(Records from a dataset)
------------------------------
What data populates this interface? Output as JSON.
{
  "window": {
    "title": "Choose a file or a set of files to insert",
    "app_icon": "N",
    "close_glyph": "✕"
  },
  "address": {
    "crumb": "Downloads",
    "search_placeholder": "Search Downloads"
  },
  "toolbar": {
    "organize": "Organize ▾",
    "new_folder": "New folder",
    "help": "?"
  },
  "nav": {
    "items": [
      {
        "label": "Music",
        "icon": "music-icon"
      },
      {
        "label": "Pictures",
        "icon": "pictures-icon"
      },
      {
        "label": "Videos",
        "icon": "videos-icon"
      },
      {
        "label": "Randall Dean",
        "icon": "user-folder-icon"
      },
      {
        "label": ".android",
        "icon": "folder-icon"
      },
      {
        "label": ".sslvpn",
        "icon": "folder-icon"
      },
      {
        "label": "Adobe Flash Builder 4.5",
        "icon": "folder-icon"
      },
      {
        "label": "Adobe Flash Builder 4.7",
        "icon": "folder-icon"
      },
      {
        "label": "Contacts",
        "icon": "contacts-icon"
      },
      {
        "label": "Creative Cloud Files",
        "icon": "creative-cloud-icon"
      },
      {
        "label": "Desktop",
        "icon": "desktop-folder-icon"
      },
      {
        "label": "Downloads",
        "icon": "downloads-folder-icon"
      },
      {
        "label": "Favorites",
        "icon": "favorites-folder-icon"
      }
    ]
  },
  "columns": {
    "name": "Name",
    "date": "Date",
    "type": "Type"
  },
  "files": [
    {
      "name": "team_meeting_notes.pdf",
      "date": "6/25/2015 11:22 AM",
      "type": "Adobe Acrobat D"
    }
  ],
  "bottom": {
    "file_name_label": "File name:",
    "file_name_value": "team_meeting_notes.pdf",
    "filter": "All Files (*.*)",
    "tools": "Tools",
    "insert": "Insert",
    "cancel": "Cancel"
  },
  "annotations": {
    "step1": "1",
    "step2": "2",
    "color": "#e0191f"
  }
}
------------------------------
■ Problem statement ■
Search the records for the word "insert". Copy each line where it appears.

■ Task solution ■
    "title": "Choose a file or a set of files to insert",
    "insert": "Insert",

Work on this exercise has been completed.